» **The problem**
Where does the string "JSON" appear in the records? Copy each line that holds it.

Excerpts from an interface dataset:
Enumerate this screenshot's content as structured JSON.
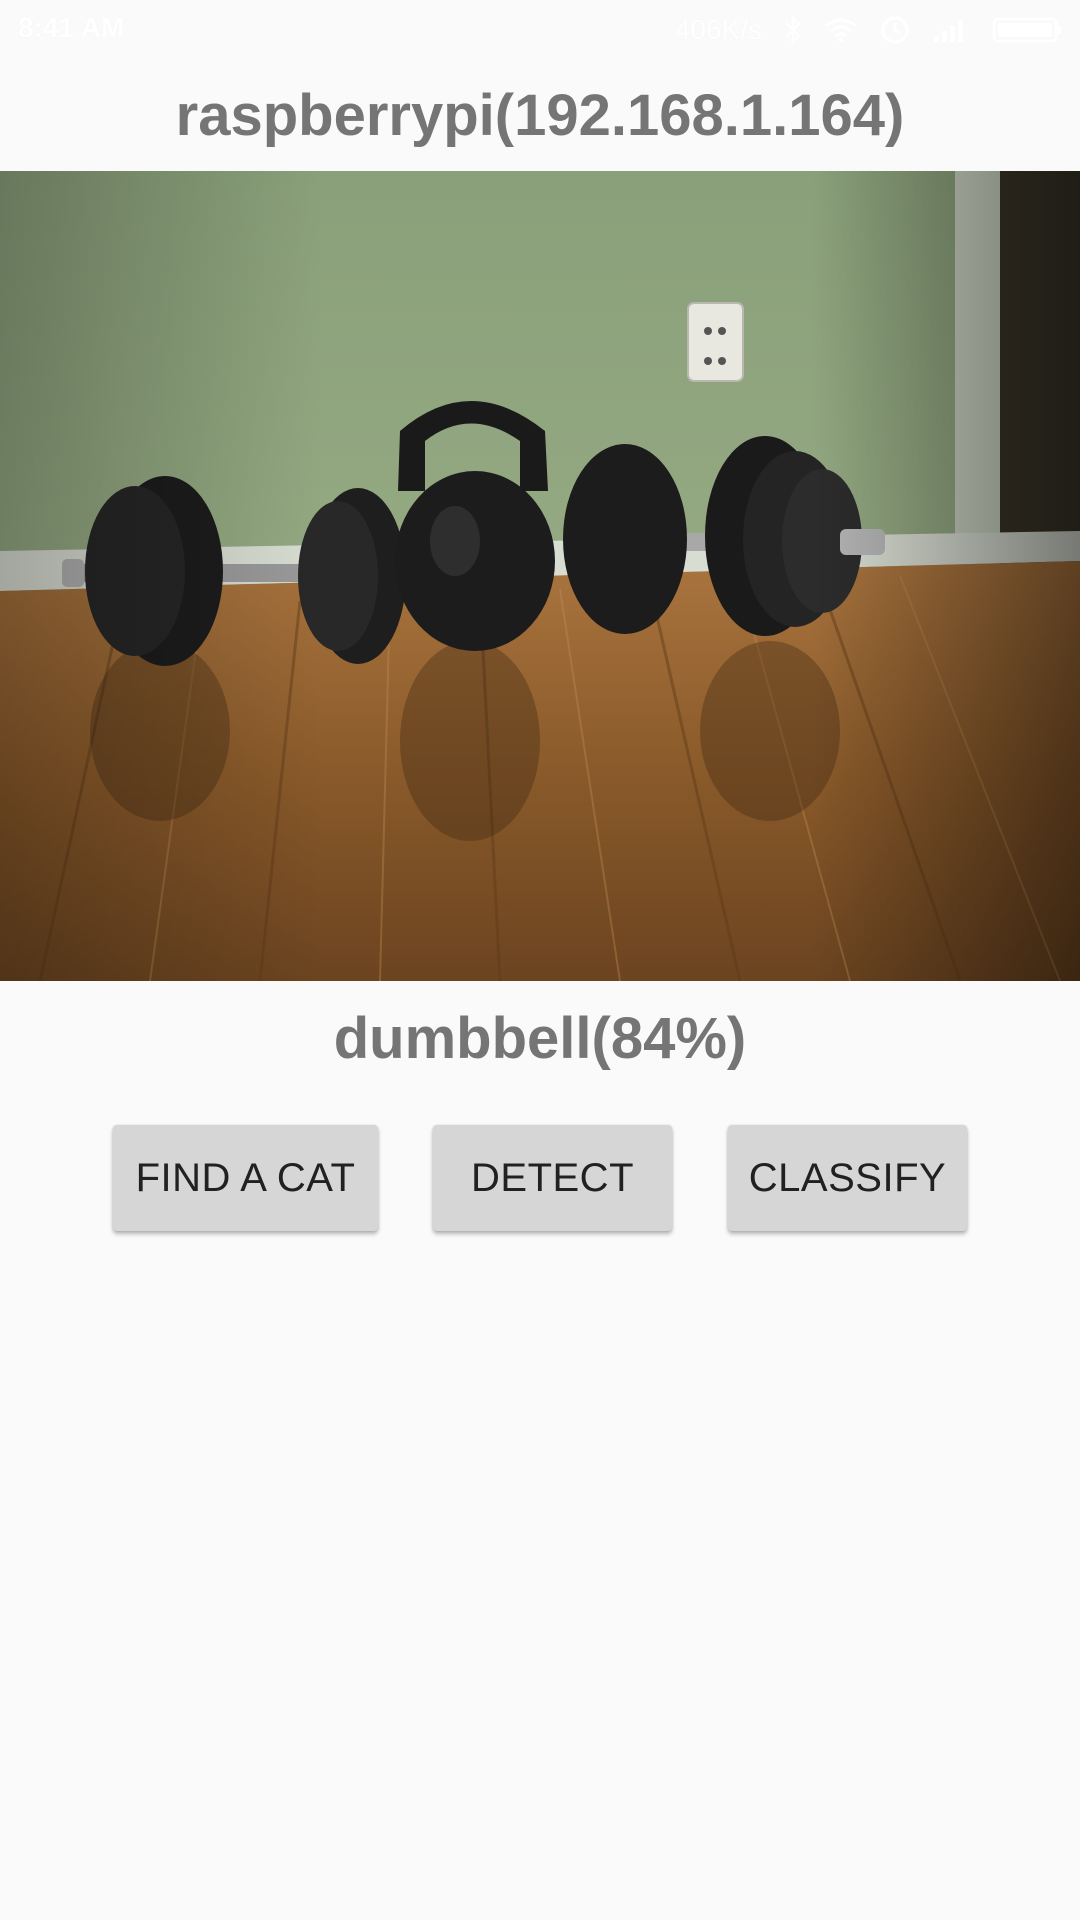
{
  "status_bar": {
    "time": "8:41 AM",
    "net_speed": "406K/s",
    "icons": [
      "bluetooth-icon",
      "wifi-icon",
      "alarm-icon",
      "signal-icon",
      "battery-icon"
    ]
  },
  "header": {
    "title": "raspberrypi(192.168.1.164)"
  },
  "photo": {
    "subject": "dumbbells-and-kettlebell"
  },
  "result": {
    "text": "dumbbell(84%)"
  },
  "buttons": {
    "find_cat": "FIND A CAT",
    "detect": "DETECT",
    "classify": "CLASSIFY"
  },
  "colors": {
    "background": "#fafafa",
    "title_text": "#757575",
    "button_bg": "#d6d6d6",
    "button_text": "#212121"
  }
}
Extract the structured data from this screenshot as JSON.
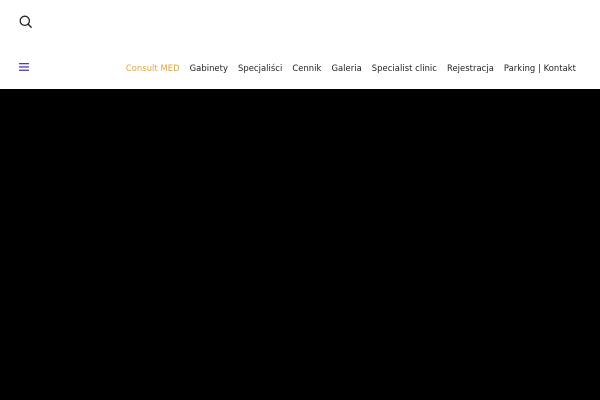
{
  "header": {
    "search_icon": "search-icon",
    "menu_icon": "hamburger-menu-icon",
    "menu_icon_color": "#4b3fa8"
  },
  "nav": {
    "active_color": "#e0a33f",
    "text_color": "#222222",
    "items": [
      {
        "label": "Consult MED",
        "active": true
      },
      {
        "label": "Gabinety",
        "active": false
      },
      {
        "label": "Specjaliści",
        "active": false
      },
      {
        "label": "Cennik",
        "active": false
      },
      {
        "label": "Galeria",
        "active": false
      },
      {
        "label": "Specialist clinic",
        "active": false
      },
      {
        "label": "Rejestracja",
        "active": false
      },
      {
        "label": "Parking | Kontakt",
        "active": false
      }
    ]
  },
  "hero": {
    "background": "#000000"
  }
}
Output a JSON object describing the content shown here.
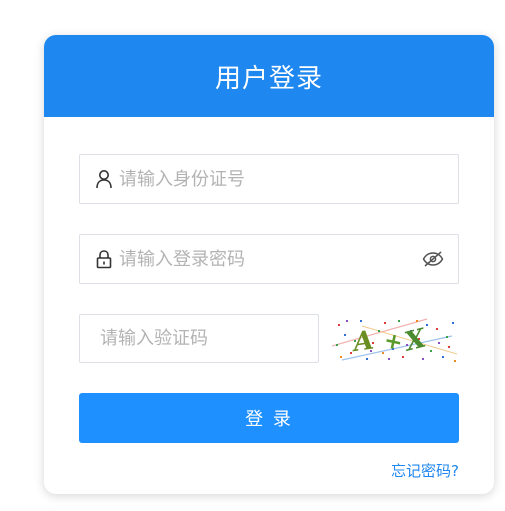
{
  "title": "用户登录",
  "fields": {
    "id_number": {
      "placeholder": "请输入身份证号",
      "value": "",
      "icon": "user-icon"
    },
    "password": {
      "placeholder": "请输入登录密码",
      "value": "",
      "icon": "lock-icon",
      "toggle_icon": "eye-off-icon"
    },
    "captcha": {
      "placeholder": "请输入验证码",
      "value": "",
      "image_text": "A+X"
    }
  },
  "login_button_label": "登 录",
  "forgot_password_label": "忘记密码?",
  "colors": {
    "header": "#1e87f0",
    "button": "#1e90ff",
    "link": "#1e87f0"
  }
}
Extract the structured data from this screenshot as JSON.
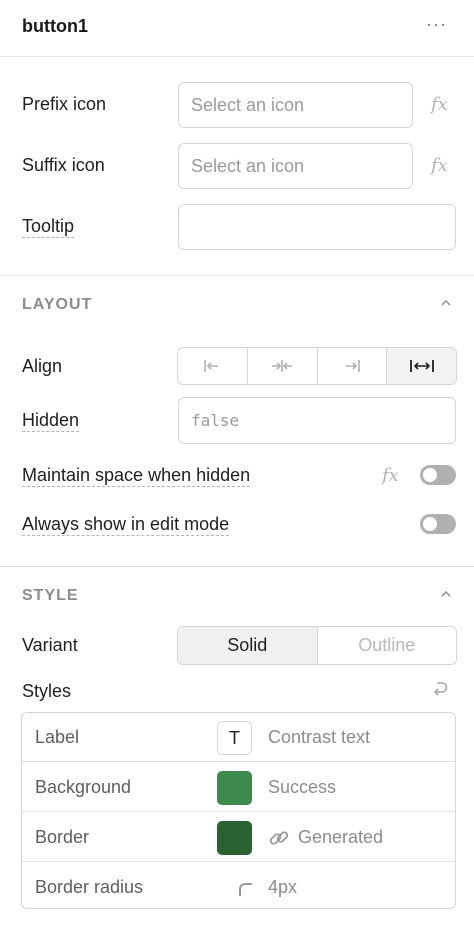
{
  "header": {
    "title": "button1",
    "more_label": "···"
  },
  "content": {
    "prefix_icon": {
      "label": "Prefix icon",
      "placeholder": "Select an icon"
    },
    "suffix_icon": {
      "label": "Suffix icon",
      "placeholder": "Select an icon"
    },
    "tooltip": {
      "label": "Tooltip",
      "value": ""
    },
    "fx_label": "fx"
  },
  "layout": {
    "title": "LAYOUT",
    "align": {
      "label": "Align",
      "options": [
        "align-left-icon",
        "align-center-icon",
        "align-right-icon",
        "align-stretch-icon"
      ],
      "selected_index": 3
    },
    "hidden": {
      "label": "Hidden",
      "value": "false"
    },
    "maintain_space": {
      "label": "Maintain space when hidden",
      "enabled": false
    },
    "always_show": {
      "label": "Always show in edit mode",
      "enabled": false
    }
  },
  "style": {
    "title": "STYLE",
    "variant": {
      "label": "Variant",
      "options": [
        "Solid",
        "Outline"
      ],
      "selected": "Solid"
    },
    "styles_label": "Styles",
    "rows": [
      {
        "label": "Label",
        "swatch_text": "T",
        "value": "Contrast text"
      },
      {
        "label": "Background",
        "swatch_color": "#3c8a4e",
        "value": "Success"
      },
      {
        "label": "Border",
        "swatch_color": "#2b6231",
        "value": "Generated"
      },
      {
        "label": "Border radius",
        "value": "4px"
      }
    ]
  },
  "colors": {
    "success": "#3c8a4e",
    "border_generated": "#2b6231",
    "toggle_off": "#b0b0b0"
  }
}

» **Exercise result**
Enumerate this screenshot's content as structured JSON.
Extract the structured data from this screenshot as JSON.
Output a JSON object describing the content shown here.
Extract the structured data from this screenshot as JSON.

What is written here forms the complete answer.